Bridges, Peter. Historic Court Houses of New South Wales. Sydney: Public Works Department, NSW, History Project: Hale & Iremonger, c1986.
Glebe Courthouse. NSW Office of Environment & Heritage, State Heritage Register. http://www.environment.nsw.gov.au/heritageapp/ViewHeritageItemDetails.aspx?ID=3080058, viewed 30 October 2015.
Solling, Max. 'The Institutional Life of Glebe' in Grandeur & Grit: A History of Glebe.
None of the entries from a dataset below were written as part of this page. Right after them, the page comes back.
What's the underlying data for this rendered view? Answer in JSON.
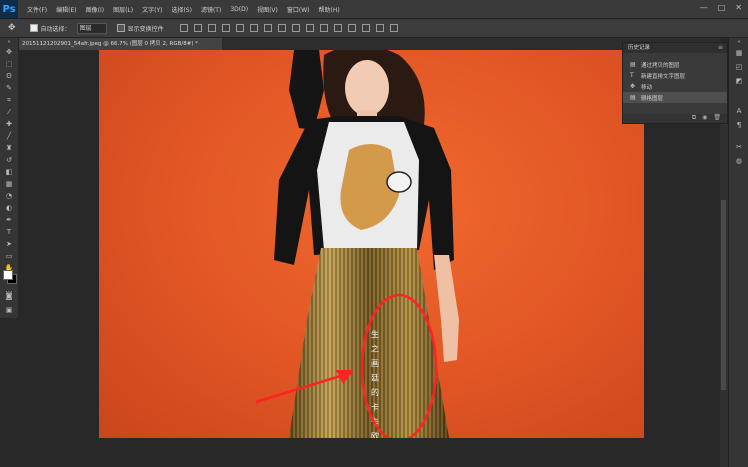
{
  "app": {
    "logo": "Ps",
    "menu": [
      "文件(F)",
      "编辑(E)",
      "图像(I)",
      "图层(L)",
      "文字(Y)",
      "选择(S)",
      "滤镜(T)",
      "3D(D)",
      "视图(V)",
      "窗口(W)",
      "帮助(H)"
    ],
    "window_controls": [
      "—",
      "□",
      "✕"
    ]
  },
  "options": {
    "move_icon": "✥",
    "auto_select_label": "自动选择：",
    "auto_select_value": "图层",
    "show_transform_label": "显示变换控件"
  },
  "document": {
    "tab_title": "20151121202901_54afr.jpeg @ 66.7% (图层 0 拷贝 2, RGB/8#) *"
  },
  "history": {
    "title": "历史记录",
    "items": [
      {
        "label": "通过拷贝的图层",
        "icon": "layer-icon",
        "selected": false
      },
      {
        "label": "新建直排文字图层",
        "icon": "type-icon",
        "selected": false
      },
      {
        "label": "移动",
        "icon": "move-icon",
        "selected": false
      },
      {
        "label": "删格图层",
        "icon": "layer-icon",
        "selected": true
      }
    ]
  },
  "annotation": {
    "watermark_text": "生 之 画 廷 的 卡 卡   欧 嘉 丽",
    "callout_color": "#ff2020"
  },
  "colors": {
    "background_orange": "#e25826",
    "ui_dark": "#282828"
  }
}
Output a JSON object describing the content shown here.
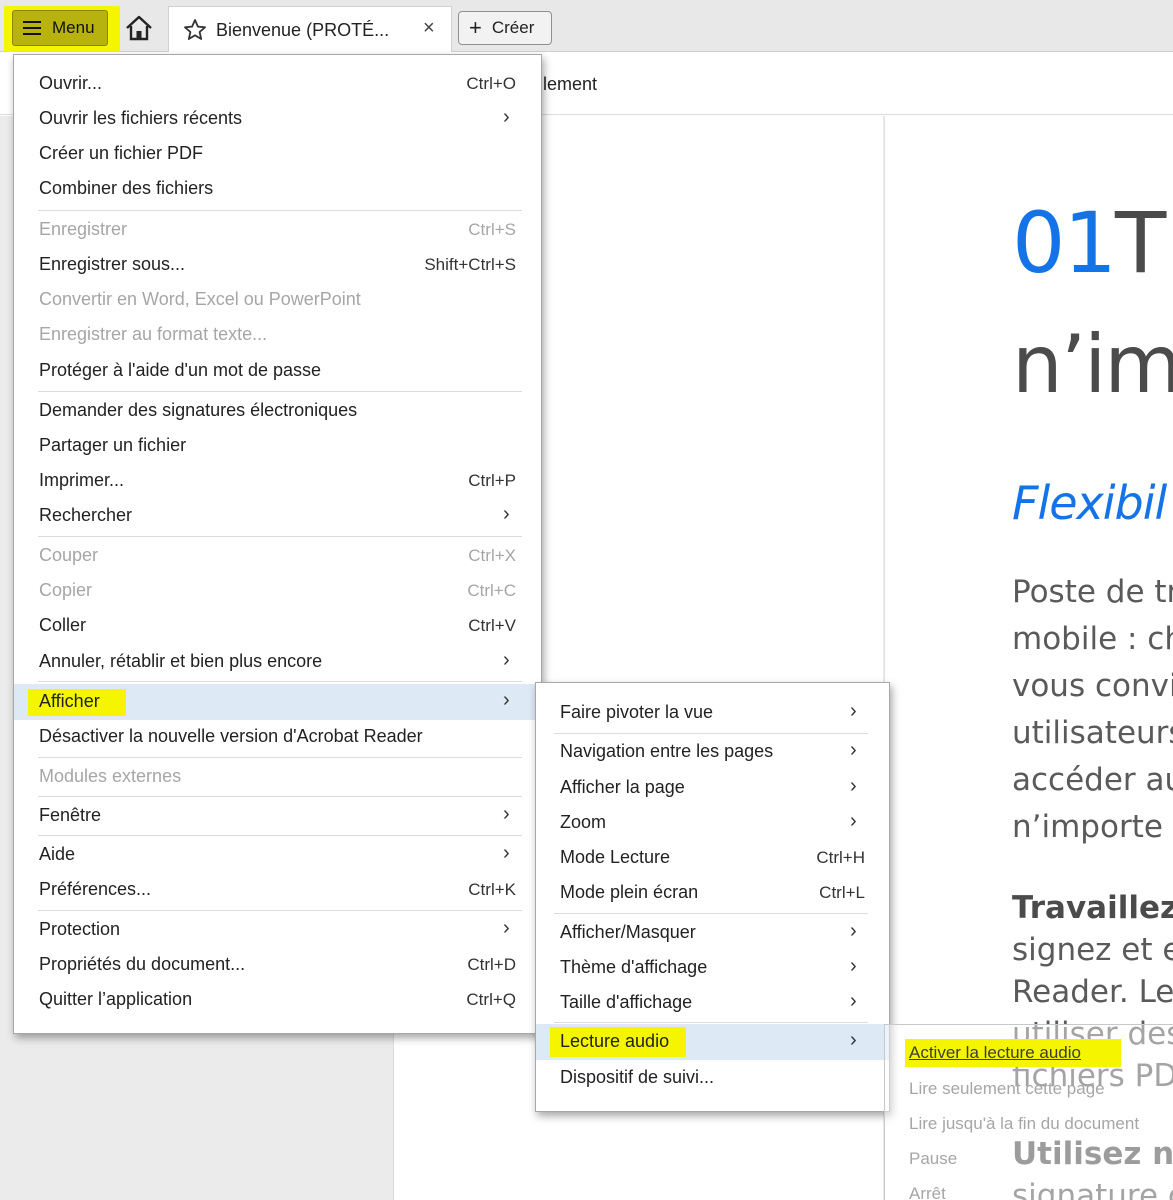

Ultimo, NSW: Halstead Press, 2007.
 Max Solling, 'The Institutional Life of Glebe' in Grandeur & Grit: A History of Glebe (Ultimo, NSW: Halstead Press, 2007), 108–152
 'Glebe Courthouse', NSW Office of Environment and Heritage, State Heritage Register, http://www.environment.nsw.gov.au/heritageapp/ViewHeritageItemDetails.aspx?ID=3080058, viewed 22 October, 2015
 In 1881, the first six stipendiary magistrates were appointed by Governor Loftus to deal with criminal summary offences in the Sydney district under the Metropolitan Magistrates Act 1881. This was a result of the difficulty in getting legally skilled lay justices to sit in summary trials. New South Wales, Parliament Journal 65, part 1(Sydney: New South Wales, Parliament, Legislative Council, 1904): 16
 Australian Town and Country Journal, 31 August 1889
 (Consolidated Fund) Appropriation Act 1888, available online http://www.austlii.edu.au/au/legis/nsw/num_act/aao1888n26222.pdf, viewed 30 October, 2015
 The Sydney Morning Herald, 3 January 1889, 7
 Evening News, 26 February 1890, 5
 Evening News, 6 April 1890, 2
 The Sydney Morning Herald, 6 March, 1890 5
 Evening News, 6 April 1890, 2
 Evening News, 10 October 1892, 2
 Evening News, 4 April 1893, 3
 The Sydney Morning Herald, 16 March 1976, 4